### Problem details
How many lines in the data below have the string "category"? Reply with the number alone.

**** Source material ****

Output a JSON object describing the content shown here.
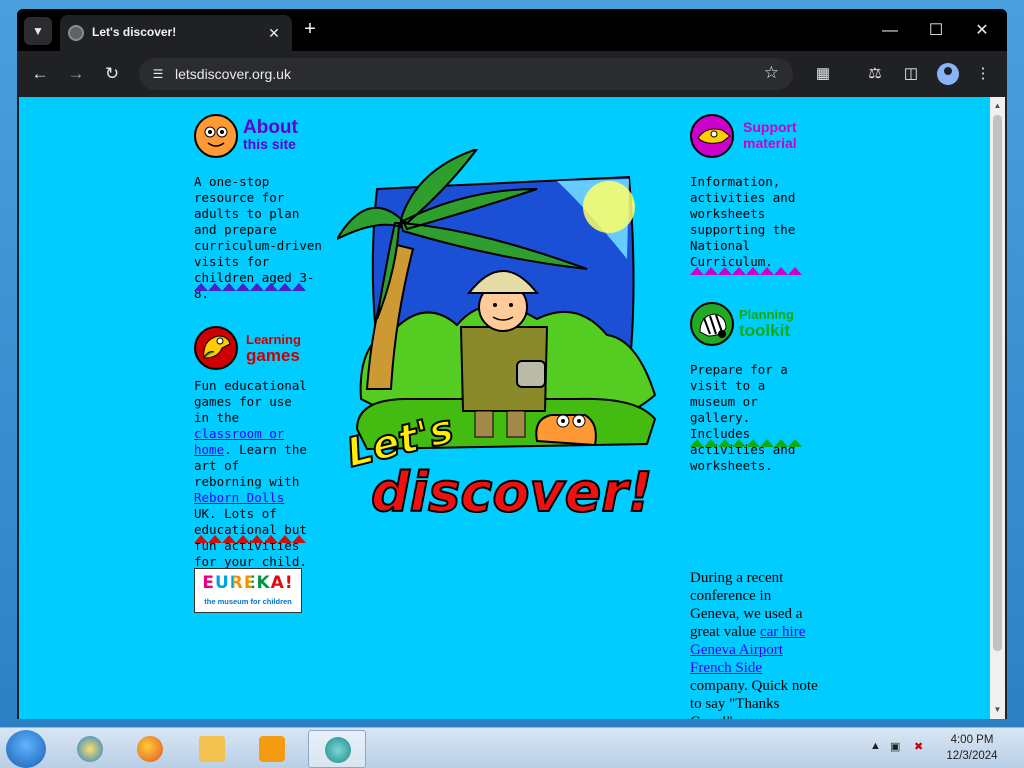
{
  "browser": {
    "tab_title": "Let's discover!",
    "url": "letsdiscover.org.uk"
  },
  "page": {
    "about": {
      "heading_line1": "About",
      "heading_line2": "this site",
      "text": "A one-stop resource for adults to plan and prepare curriculum-driven visits for children aged 3-8."
    },
    "games": {
      "heading_line1": "Learning",
      "heading_line2": "games",
      "text_before": "Fun educational games for use in the",
      "link1": "classroom or home",
      "text_middle": ". Learn the art of reborning with",
      "link2": "Reborn Dolls",
      "text_after": "UK. Lots of educational but fun activities for your child."
    },
    "eureka": {
      "title": "EUREKA!",
      "subtitle": "the museum for children"
    },
    "support": {
      "heading_line1": "Support",
      "heading_line2": "material",
      "text": "Information, activities and worksheets supporting the National Curriculum."
    },
    "planning": {
      "heading_line1": "Planning",
      "heading_line2": "toolkit",
      "text": "Prepare for a visit to a museum or gallery. Includes activities and worksheets."
    },
    "promo": {
      "text_before": "During a recent conference in Geneva, we used a great value",
      "link": "car hire Geneva Airport French Side",
      "text_after": "company. Quick note to say \"Thanks Guys!\""
    },
    "hero": {
      "line1": "Let's",
      "line2": "discover!"
    }
  },
  "taskbar": {
    "time": "4:00 PM",
    "date": "12/3/2024"
  },
  "colors": {
    "page_bg": "#00ccff",
    "about_heading": "#6600cc",
    "games_heading": "#cc0000",
    "support_heading": "#cc00cc",
    "planning_heading": "#009900",
    "link": "#3300ff"
  }
}
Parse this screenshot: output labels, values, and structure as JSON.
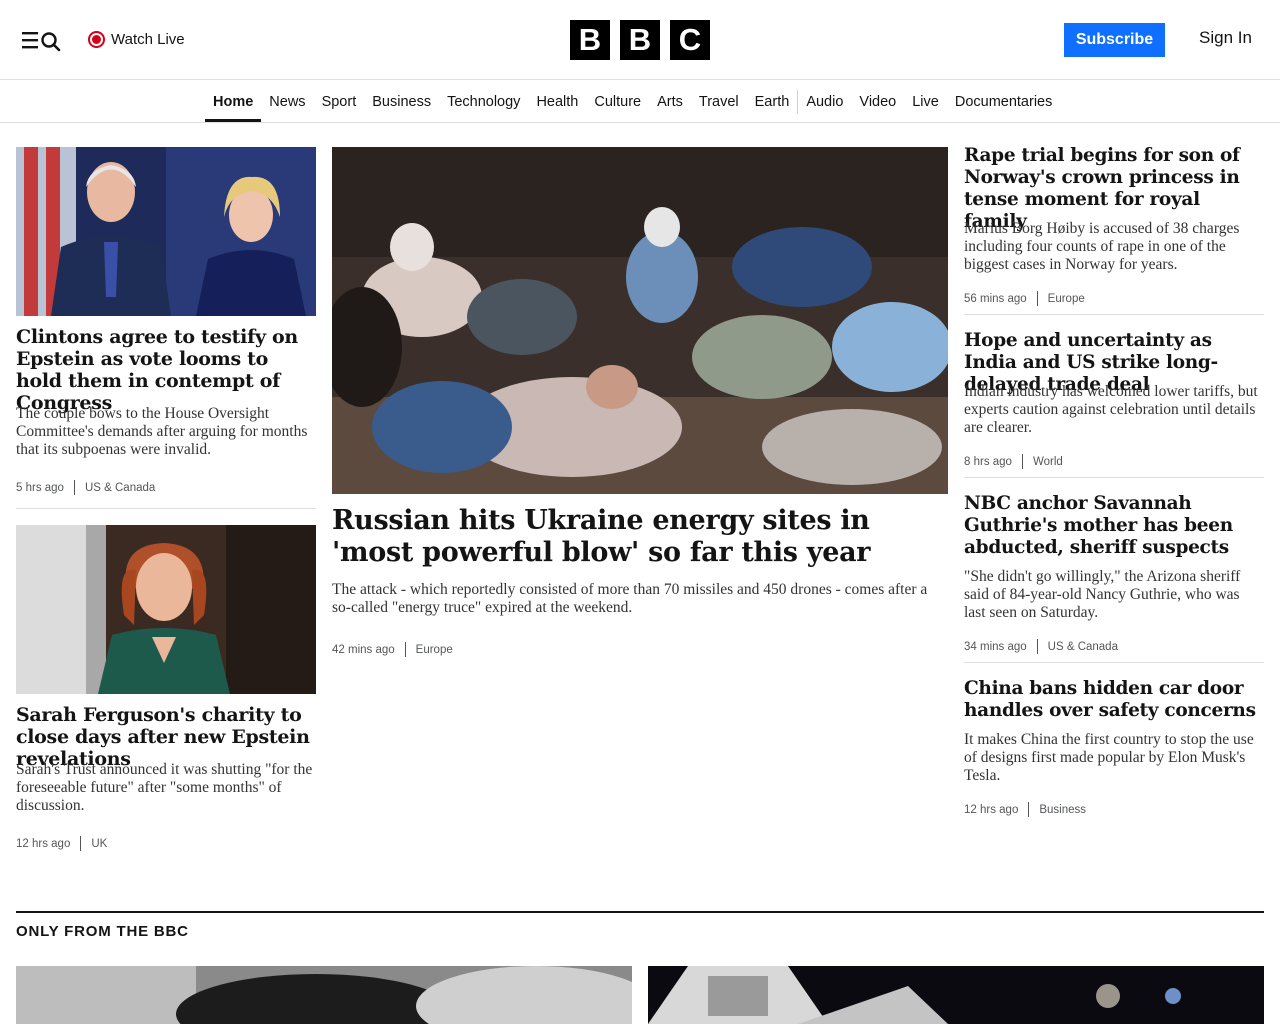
{
  "header": {
    "watch_live": "Watch Live",
    "logo_letters": [
      "B",
      "B",
      "C"
    ],
    "subscribe": "Subscribe",
    "sign_in": "Sign In"
  },
  "nav": {
    "items": [
      "Home",
      "News",
      "Sport",
      "Business",
      "Technology",
      "Health",
      "Culture",
      "Arts",
      "Travel",
      "Earth",
      "Audio",
      "Video",
      "Live",
      "Documentaries"
    ],
    "active": "Home"
  },
  "left_stories": [
    {
      "headline": "Clintons agree to testify on Epstein as vote looms to hold them in contempt of Congress",
      "summary": "The couple bows to the House Oversight Committee's demands after arguing for months that its subpoenas were invalid.",
      "time": "5 hrs ago",
      "category": "US & Canada"
    },
    {
      "headline": "Sarah Ferguson's charity to close days after new Epstein revelations",
      "summary": "Sarah's Trust announced it was shutting \"for the foreseeable future\" after \"some months\" of discussion.",
      "time": "12 hrs ago",
      "category": "UK"
    }
  ],
  "main_story": {
    "headline": "Russian hits Ukraine energy sites in 'most powerful blow' so far this year",
    "summary": "The attack - which reportedly consisted of more than 70 missiles and 450 drones - comes after a so-called \"energy truce\" expired at the weekend.",
    "time": "42 mins ago",
    "category": "Europe"
  },
  "right_stories": [
    {
      "headline": "Rape trial begins for son of Norway's crown princess in tense moment for royal family",
      "summary": "Marius Borg Høiby is accused of 38 charges including four counts of rape in one of the biggest cases in Norway for years.",
      "time": "56 mins ago",
      "category": "Europe"
    },
    {
      "headline": "Hope and uncertainty as India and US strike long-delayed trade deal",
      "summary": "Indian industry has welcomed lower tariffs, but experts caution against celebration until details are clearer.",
      "time": "8 hrs ago",
      "category": "World"
    },
    {
      "headline": "NBC anchor Savannah Guthrie's mother has been abducted, sheriff suspects",
      "summary": "\"She didn't go willingly,\" the Arizona sheriff said of 84-year-old Nancy Guthrie, who was last seen on Saturday.",
      "time": "34 mins ago",
      "category": "US & Canada"
    },
    {
      "headline": "China bans hidden car door handles over safety concerns",
      "summary": "It makes China the first country to stop the use of designs first made popular by Elon Musk's Tesla.",
      "time": "12 hrs ago",
      "category": "Business"
    }
  ],
  "section": {
    "title": "ONLY FROM THE BBC"
  },
  "colors": {
    "accent_blue": "#0f6fff",
    "live_red": "#d4001a",
    "text": "#141414"
  }
}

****

### Exercise solution
7